I’ve got the latter lined up but I first need to rewrite that early chapter. I also need to know how Phoebe and Malcolm are going to pray or talk about religion, and about the spiritual stuff they experience during the Exodus so I can write other scenes.

I found two services online and watched them to get a flavor for Black Baptist worship. The style is very different from what I’m used to. Judaism is liturgical, meaning we follow a set structure with specific prayers and events. Some Jewish services are near identical to each other and some bring in so many new things that you only see the structure if you’re looking for it. My Reconstructionist synagogue is somewhere in-between.

Baptist services, on the other hand, are not at all liturgical. They center around a pastor’s sermon, where the congregation may interject with support. The ones I watched have lay people giving testimony before the pastor comes on. And they may start and/or end with singing.

A congregation sings God’s praises at the Freewell Missonary Baptist Church in Montgomery, Alabama, Carol M. Highsmith, 2010

I turned to the internet to find services and watched two:

Antioch Missionary Baptist Church, Beaumont, TX
8am Worship Service, March 2020

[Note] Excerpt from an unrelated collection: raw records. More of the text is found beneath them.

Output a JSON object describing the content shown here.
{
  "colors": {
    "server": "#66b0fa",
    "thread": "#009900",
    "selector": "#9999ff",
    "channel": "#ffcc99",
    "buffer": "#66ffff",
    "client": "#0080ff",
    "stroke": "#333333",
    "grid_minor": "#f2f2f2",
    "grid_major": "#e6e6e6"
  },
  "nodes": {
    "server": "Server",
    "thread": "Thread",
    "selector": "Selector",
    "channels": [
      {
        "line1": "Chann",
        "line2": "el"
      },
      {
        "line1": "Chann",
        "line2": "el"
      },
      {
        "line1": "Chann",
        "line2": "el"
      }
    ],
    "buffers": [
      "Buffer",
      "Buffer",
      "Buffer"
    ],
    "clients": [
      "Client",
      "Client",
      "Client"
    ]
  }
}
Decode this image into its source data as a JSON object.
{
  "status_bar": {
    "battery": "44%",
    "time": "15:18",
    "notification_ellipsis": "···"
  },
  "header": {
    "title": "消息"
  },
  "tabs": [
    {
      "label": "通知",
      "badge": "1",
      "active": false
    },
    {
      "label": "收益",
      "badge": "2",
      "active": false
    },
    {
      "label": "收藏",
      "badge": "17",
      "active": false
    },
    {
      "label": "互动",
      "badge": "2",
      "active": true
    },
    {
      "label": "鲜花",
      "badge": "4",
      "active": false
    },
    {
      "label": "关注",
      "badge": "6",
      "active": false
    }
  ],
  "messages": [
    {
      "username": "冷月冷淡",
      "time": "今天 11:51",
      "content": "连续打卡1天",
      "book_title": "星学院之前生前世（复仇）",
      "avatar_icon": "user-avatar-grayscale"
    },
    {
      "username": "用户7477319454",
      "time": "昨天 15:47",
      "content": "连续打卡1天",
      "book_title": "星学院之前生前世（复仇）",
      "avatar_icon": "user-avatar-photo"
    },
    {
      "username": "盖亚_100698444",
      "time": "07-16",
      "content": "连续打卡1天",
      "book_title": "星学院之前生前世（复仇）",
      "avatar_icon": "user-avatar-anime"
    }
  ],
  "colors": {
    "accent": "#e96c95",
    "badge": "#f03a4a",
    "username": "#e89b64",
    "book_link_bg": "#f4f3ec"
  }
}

Online service during the pandemic, so no one is attending in person.  A worship couple opening up then 40+ mins of the pastor talking.  No singing or prayer.  When the pastor is finished speaking, he sings.  Then there is an alter call.  Finally a TV show talk about the online services.

Language used includes:
Thank you Lord Jesus
Lord (saying Lord over and over, interspersed with Lord Jesus)
Praise your name
Touch them in a mighty way Lord Jesus
I surrender to you Lord Jesus
I want to call on you right now Lord Jesus
Almighty God
What must I do to be saved?

– So that the doors of the Lord’s blessing remain open and so the windows of heaven are aimed my direction.
– We bow this morning because you are the only God in the world to bow to. No one greater than you.  We bow and say thank you for all you have provided. In Christ’s name, in name Jesus, we pray.
– Baptize them in the name of the Father, and of the Son, and of the Holy Ghost.
– The good news of a redemptive magnificent loving savior.
– Even though they have failed at being faithful, God is still faithful with them.

Prayers include Morning Blessings and Matthew 28:16-20. Using the King James Bible.

Another one was older.

Zion Hill Baptist Church, Rodeo, CA
Part One of Sunday Service 2/16/2014

Filmed service with a small congregation. Very long stretch of pastor up there talking.  Pastor sings some at the end.

Members shout out after every line. And stand up and applaud after each speaker.
Oh yeah!
Come on Pastor!

References include: The “5 books of Mosaic law,” followed by “those historical books.” Nehemiah 4:6 and Matthew 16:18.

Leave a Reply

Your email address will not be published. Required fields are marked *